SouthernWardHuntIceShelfAugust2008

Calving of the Ward Hunt Ice Shelf into Disraeli Fiord during August 2008. Photo courtesy of Denis Sarrazin, ArcticNet/Centre d’Etudes Nordiques.

WardHunt_August2003_A

The western Ward Hunt Ice Shelf from the top of Ward Hunt Island during summer 2003. The area to the left of the picture has now broken away. Photo courtesy of Derek Mueller, Carleton University.

WardHunt_August2003_B

The eastern Ward Hunt Ice Shelf from the top of Ward Hunt Island during summer 2003. Much of the ice in this photo is now broken up. Photo courtesy of Derek Mueller, Carleton University.

Ellesmere Island Ice Shelves 2011

In 1906, the Ellesmere Island ice shelves were an estimated 8900 km2 and were reduced to 1043 km2 over the last century. The total extent of Ellesmere ice shelves is now 563 km2 or 54 per cent of what it was prior to the loss of the Ayles Ice Shelf in August 2005.

20110826_MODIS

Map of Ellesmere Island ice shelves at the end of August 2011. Ice shelves are outlined in black and land is outlined in blue. Left to Right: Serson (A and B), Petersen, Milne and Ward Hunt (West and East). August 26, 2011 MODIS image from the Rapid Response Project at NASA/GSFC. Map courtesy of Derek Mueller, Carleton University.

20110721_MODIS

Map of Ellesmere Island ice shelves prior to break-up during summer 2011. Ice shelves are outlined in black and land is outlined in blue. Left to Right: Serson (A and B), Petersen, Milne and Ward Hunt. July 21, 2011 MODIS image from the Rapid Response Project at NASA/GSFC. Map courtesy of Derek Mueller, Carleton University.

20050808_MODIS

Map of Ellesmere Island ice shelves prior to major changes over the last six years. Ice shelves are outlined in black and land is outlined in blue.
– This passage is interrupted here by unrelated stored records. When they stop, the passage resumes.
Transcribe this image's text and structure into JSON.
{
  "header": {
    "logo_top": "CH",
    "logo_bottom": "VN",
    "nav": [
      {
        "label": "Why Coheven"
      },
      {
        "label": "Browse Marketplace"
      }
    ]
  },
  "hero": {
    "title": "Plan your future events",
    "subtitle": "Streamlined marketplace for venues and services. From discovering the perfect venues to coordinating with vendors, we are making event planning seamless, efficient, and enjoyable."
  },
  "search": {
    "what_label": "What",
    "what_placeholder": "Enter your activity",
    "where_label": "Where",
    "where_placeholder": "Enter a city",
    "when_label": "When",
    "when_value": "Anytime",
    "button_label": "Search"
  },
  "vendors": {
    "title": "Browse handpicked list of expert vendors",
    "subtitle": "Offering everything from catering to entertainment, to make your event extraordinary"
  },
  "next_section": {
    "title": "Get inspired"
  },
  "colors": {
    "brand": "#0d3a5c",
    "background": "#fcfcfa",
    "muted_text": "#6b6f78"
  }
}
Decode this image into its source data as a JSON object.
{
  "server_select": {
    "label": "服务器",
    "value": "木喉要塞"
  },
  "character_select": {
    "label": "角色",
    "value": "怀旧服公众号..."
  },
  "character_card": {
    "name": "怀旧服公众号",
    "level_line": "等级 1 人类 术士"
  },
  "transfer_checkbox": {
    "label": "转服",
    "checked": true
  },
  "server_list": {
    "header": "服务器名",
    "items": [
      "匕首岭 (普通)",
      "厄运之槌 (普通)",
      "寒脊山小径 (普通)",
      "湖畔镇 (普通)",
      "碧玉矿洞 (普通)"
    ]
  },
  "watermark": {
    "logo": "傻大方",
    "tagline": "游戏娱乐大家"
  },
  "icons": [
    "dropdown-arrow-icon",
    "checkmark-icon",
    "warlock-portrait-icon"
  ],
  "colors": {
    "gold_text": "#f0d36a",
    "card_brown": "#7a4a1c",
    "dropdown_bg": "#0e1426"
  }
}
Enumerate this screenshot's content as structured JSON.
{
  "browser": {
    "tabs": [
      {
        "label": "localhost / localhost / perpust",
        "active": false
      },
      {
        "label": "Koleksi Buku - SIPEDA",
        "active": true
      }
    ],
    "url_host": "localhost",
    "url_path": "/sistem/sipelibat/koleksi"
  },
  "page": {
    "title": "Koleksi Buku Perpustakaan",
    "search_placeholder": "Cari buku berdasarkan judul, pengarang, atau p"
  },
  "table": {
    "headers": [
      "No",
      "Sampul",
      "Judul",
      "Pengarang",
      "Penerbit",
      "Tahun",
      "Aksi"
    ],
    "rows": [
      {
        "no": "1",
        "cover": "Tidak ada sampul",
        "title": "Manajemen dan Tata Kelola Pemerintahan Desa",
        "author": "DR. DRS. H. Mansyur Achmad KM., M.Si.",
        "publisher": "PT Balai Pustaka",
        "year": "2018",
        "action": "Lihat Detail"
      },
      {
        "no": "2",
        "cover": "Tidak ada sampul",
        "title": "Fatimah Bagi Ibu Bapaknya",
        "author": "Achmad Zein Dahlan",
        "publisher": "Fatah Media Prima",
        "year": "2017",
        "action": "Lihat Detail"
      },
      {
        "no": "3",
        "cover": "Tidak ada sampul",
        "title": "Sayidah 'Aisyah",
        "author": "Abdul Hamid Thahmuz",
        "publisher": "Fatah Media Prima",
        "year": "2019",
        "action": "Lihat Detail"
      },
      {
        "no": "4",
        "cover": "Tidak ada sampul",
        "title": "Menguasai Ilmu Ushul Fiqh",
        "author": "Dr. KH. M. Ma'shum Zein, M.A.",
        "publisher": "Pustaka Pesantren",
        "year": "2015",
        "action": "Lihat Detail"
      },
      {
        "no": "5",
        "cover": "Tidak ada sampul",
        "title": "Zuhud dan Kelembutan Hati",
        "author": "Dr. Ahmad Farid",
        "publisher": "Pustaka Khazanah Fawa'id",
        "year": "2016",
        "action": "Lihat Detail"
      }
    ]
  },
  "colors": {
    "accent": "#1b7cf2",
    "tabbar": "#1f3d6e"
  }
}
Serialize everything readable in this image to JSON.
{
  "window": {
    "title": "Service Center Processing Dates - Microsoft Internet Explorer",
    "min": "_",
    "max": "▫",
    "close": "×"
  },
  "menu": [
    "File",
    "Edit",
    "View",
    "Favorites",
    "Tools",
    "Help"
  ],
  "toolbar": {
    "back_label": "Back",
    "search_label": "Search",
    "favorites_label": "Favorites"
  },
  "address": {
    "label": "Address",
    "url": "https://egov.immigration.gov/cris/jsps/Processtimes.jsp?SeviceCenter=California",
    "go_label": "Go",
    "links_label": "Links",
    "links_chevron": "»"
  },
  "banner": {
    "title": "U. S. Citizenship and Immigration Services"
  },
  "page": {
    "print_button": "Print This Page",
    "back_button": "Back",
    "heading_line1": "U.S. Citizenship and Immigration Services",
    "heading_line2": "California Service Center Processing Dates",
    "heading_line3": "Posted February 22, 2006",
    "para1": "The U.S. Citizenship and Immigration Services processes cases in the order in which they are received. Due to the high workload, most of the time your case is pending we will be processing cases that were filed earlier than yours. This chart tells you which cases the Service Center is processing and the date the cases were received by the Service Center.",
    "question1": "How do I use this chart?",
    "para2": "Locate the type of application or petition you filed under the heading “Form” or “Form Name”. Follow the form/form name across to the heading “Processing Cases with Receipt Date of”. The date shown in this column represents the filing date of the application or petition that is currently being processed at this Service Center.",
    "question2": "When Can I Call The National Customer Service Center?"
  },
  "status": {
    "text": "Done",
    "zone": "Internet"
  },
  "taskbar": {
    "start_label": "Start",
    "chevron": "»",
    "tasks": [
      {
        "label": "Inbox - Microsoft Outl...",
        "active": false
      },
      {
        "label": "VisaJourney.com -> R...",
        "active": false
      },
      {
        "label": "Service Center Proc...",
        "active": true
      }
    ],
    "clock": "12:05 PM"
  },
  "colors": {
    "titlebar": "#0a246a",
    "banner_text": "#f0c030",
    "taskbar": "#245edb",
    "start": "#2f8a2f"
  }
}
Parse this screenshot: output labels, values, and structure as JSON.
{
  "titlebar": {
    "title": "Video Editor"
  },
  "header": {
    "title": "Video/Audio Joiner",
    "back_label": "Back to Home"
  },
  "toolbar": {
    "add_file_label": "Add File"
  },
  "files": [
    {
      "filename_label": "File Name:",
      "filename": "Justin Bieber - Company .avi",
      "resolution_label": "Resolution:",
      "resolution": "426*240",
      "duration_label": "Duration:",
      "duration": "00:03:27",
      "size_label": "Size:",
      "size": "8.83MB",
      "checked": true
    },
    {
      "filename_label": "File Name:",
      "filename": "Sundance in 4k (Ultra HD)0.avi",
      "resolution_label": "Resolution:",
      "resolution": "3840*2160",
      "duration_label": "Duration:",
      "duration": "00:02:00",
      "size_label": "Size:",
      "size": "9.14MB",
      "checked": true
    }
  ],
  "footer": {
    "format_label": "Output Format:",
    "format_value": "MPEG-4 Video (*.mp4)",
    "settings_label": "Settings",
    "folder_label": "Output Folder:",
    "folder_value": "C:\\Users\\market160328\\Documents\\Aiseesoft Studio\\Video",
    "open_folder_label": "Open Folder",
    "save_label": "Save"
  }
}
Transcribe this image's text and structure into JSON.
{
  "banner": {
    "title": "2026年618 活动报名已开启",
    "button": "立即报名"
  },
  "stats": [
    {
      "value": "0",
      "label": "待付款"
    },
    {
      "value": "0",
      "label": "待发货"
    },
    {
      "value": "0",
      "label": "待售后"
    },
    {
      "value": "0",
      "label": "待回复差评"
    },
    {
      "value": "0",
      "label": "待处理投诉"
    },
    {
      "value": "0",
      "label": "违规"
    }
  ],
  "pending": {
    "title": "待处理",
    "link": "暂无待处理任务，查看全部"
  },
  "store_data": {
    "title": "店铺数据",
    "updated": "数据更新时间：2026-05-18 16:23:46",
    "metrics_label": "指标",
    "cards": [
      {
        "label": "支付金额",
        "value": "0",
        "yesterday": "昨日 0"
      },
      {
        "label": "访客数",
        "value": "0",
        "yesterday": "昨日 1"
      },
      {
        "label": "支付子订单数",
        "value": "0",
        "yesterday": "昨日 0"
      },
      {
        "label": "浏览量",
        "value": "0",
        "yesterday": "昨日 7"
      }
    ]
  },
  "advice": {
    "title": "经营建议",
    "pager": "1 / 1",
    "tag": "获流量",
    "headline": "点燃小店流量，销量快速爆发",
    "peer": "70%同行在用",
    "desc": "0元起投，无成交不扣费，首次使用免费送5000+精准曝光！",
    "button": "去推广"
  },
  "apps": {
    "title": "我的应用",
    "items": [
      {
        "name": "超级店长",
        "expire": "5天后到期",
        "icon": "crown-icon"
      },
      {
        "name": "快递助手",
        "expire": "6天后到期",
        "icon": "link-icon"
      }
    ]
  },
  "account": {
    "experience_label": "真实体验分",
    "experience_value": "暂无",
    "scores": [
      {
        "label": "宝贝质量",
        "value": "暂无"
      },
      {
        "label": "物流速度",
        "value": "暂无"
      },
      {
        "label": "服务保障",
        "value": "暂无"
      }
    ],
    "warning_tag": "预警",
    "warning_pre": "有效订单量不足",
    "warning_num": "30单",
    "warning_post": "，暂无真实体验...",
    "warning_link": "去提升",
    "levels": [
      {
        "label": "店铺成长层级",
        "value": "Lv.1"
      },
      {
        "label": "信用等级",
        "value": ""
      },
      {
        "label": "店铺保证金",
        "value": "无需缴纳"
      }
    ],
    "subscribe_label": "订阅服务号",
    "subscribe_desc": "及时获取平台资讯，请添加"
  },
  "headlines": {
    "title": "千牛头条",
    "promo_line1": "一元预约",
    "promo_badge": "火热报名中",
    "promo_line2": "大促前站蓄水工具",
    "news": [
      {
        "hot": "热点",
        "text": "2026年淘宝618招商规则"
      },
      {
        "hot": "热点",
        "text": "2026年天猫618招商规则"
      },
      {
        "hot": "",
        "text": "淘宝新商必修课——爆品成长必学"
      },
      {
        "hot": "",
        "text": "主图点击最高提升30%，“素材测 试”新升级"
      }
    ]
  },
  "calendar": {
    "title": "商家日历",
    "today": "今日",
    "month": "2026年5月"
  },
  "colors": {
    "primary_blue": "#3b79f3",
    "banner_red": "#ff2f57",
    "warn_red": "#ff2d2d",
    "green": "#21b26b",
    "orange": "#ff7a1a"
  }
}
Left to Right: Serson, Petersen, Milne, Ayles, Ward Hunt and Markham August 8, 2005 MODIS image from the Rapid Response Project at NASA/GSFC. Map courtesy of Derek Mueller, Carleton University.

Links to related websites
Canadian Ice Service: www.ice-glaces.ec.gc.ca
ArcticNet: www.arcticnet.ulaval.ca/
International Polar Year MERGE Project: www.cen.ulaval.ca/merge/
Arctic ice shelves, their dependent ecosystems and the IPY Canadian Ranger Patrol 2008: www.madzu.com/ellesmere
Polar Continental Shelf Program: https://polar.nrcan.gc.ca/
Quttinirpaaq National Park: www.pc.gc.ca/eng/pn-np/nu/quttinirpaaq/index.aspx